We can’t equate good or right ideas with Christianity and write off bad or wrong ones as unchristian any more. Maybe that was always too simplistic but we’ve pretty much got away with it for a very long time whilst the laws of the land and generally accepted mores of society were under-girded and informed by Christian teaching. Maybe having it so easy has made us lazy in our thinking. When being a law abiding and morally upright citizen meant that our lives automatically conformed more or less to Christian teaching then we didn’t need to think too much about what our faith demanded of us.
But life has changed. New things come along all the time and rather than simply accepting what the media, our friends or family say about them, we need to stop and consider whether they will enhance our life as a Christian or be a distraction.
The term Christian was first applied to a group of disciples in the early years of the church; to be a Christian means to be a disciple, one who keeps to a discipline, continuing to learn about Christ.

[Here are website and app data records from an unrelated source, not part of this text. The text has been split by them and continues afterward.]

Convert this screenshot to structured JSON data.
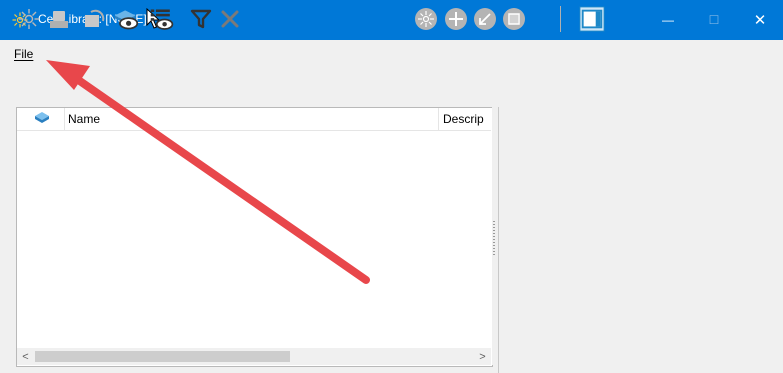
{
  "window": {
    "title": "Cell Library: [NONE]",
    "minimize_glyph": "—",
    "maximize_glyph": "☐",
    "close_glyph": "✕"
  },
  "menu": {
    "items": [
      {
        "label": "File"
      }
    ]
  },
  "toolbar": {
    "left_icons": [
      "cell-sparkle-icon",
      "place-cell-icon",
      "replace-cell-icon",
      "show-preview-icon",
      "list-view-icon",
      "filter-icon",
      "delete-icon"
    ],
    "right_icons": [
      "active-cell-icon",
      "point-cell-icon",
      "terminator-cell-icon",
      "pattern-cell-icon",
      "preview-panel-toggle-icon"
    ]
  },
  "list": {
    "columns": [
      "Name",
      "Descrip"
    ],
    "rows": []
  },
  "scrollbar": {
    "left_glyph": "<",
    "right_glyph": ">"
  },
  "colors": {
    "titlebar": "#0078d7",
    "chrome": "#f0f0f0",
    "annotation_arrow": "#e8474b",
    "toolbar_accent": "#1e88c8"
  }
}
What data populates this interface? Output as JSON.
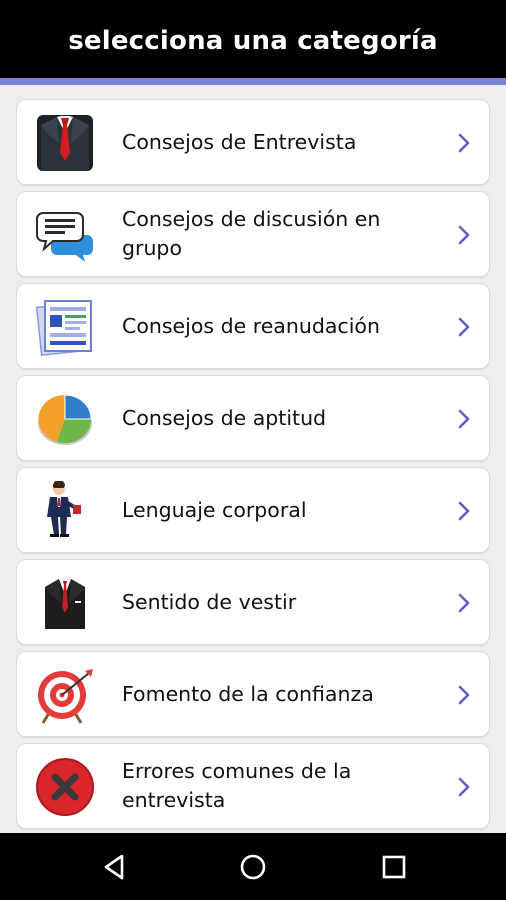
{
  "header": {
    "title": "selecciona una categoría"
  },
  "colors": {
    "accent": "#7b7fd6",
    "chevron": "#5c5fc6",
    "bar": "#000000"
  },
  "categories": [
    {
      "label": "Consejos de Entrevista",
      "icon": "suit-tie-icon"
    },
    {
      "label": "Consejos de discusión en grupo",
      "icon": "chat-bubbles-icon"
    },
    {
      "label": "Consejos de reanudación",
      "icon": "resume-document-icon"
    },
    {
      "label": "Consejos de aptitud",
      "icon": "pie-chart-icon"
    },
    {
      "label": "Lenguaje corporal",
      "icon": "businessman-icon"
    },
    {
      "label": "Sentido de vestir",
      "icon": "suit-jacket-icon"
    },
    {
      "label": "Fomento de la confianza",
      "icon": "target-dart-icon"
    },
    {
      "label": "Errores comunes de la entrevista",
      "icon": "red-x-icon"
    }
  ],
  "navbar": {
    "back": "back-icon",
    "home": "home-icon",
    "recents": "recents-icon"
  }
}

It’s an ongoing business of getting to know God better, becoming more Christlike. The discipline of Christ is a joy, not a chore; Jesus came to bring abundant life, not to make things stuffy and boring. Remember how he scandalised the religious leaders of his day! And he is the one whose way we are learning to follow.
It is no accident that Lent falls in Spring. A time of new growth, fresh things springing up. A time of surprises, of discovering things we didn’t know were there. Take a look at your life the way you might look round the garden once the snow has gone and old dead stuff been cleared away. You might be surprised at what you find; what fresh shoots, opportunities, are waiting to be nurtured and trained.
Despite all this, it somehow doesn’t feel quite fitting to talk about wishing people a Happy Lent like we say Happy Christmas or Happy Easter. So I’ll make an exception to my general dislike of made-up words and wish you all a Growthful Lent.